The hopes for the North Atlantic right whale, a critically endangered species, grew dimmer Friday as a calf washed ashore dead on a barrier island off of North Carolina, according to the National Marine Fisheries Service.

It was the first documented newborn of the calving season, and the service says every new birth is crucial to the species avoiding extinction.

The service estimated there were just 366 of the whales alive in January 2019, including just 94 breeding females, making them one of the rarest mammals in the world. Scientists at the Fisheries Service told the Globe in October that as little as one death per year threatens the survival of the species.


A team of scientists examined the calf on the remote island off of North Carolina on Saturday and found no evidence of human interaction.
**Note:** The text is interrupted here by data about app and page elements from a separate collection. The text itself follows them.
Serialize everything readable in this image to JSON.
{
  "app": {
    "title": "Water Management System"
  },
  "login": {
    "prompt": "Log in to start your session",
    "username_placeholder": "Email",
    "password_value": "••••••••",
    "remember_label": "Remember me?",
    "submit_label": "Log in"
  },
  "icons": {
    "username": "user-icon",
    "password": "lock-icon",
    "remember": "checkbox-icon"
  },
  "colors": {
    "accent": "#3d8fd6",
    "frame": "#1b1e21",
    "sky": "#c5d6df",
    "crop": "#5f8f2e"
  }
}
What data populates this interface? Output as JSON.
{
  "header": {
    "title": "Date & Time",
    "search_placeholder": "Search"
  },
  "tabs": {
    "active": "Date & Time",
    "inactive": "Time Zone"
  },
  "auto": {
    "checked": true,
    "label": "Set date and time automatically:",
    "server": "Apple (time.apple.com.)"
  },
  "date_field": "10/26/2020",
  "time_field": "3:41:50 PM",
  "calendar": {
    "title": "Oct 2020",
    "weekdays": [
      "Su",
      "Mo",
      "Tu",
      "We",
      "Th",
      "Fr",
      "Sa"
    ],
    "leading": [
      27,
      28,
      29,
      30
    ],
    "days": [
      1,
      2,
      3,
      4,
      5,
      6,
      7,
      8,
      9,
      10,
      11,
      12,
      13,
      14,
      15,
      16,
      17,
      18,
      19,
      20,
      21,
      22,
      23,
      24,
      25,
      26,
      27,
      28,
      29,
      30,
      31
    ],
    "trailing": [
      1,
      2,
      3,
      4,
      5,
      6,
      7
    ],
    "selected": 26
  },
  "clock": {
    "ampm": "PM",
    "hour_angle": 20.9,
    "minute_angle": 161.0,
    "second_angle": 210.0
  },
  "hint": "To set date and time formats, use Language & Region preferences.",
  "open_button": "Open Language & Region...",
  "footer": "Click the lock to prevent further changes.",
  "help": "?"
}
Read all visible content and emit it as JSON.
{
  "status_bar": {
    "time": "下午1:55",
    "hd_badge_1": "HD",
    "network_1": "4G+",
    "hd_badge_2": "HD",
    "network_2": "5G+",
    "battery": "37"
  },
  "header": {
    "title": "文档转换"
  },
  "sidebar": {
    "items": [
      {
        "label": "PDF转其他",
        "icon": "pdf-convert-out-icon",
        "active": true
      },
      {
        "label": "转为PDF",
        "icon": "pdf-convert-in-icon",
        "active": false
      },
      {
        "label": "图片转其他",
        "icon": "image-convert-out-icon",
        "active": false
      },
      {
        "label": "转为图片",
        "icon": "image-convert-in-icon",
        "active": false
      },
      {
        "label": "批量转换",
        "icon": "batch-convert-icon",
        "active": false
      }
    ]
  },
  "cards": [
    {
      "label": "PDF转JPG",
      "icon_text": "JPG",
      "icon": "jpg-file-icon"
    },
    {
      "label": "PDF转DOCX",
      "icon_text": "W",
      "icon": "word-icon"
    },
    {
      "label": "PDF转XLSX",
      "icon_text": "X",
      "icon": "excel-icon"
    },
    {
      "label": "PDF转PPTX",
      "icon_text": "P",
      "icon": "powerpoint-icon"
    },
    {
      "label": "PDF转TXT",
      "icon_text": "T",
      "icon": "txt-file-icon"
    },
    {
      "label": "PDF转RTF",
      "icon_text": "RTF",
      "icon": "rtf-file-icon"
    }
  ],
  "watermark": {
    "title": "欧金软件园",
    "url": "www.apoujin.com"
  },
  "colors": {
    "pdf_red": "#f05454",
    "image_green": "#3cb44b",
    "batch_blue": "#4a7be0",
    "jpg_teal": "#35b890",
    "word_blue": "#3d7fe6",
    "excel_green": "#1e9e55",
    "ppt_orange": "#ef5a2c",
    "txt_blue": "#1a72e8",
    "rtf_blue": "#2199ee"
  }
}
Initial results suggested that the calf died during birth or shortly after.

A group of right whales was seen off of Nantucket on Aug. 31, prompting the federal government to instruct boaters to move slowly south of the island or avoid the area entirely.

A mother whale was found dying, entangled in fishing gear, 45 miles south of Nantucket in February.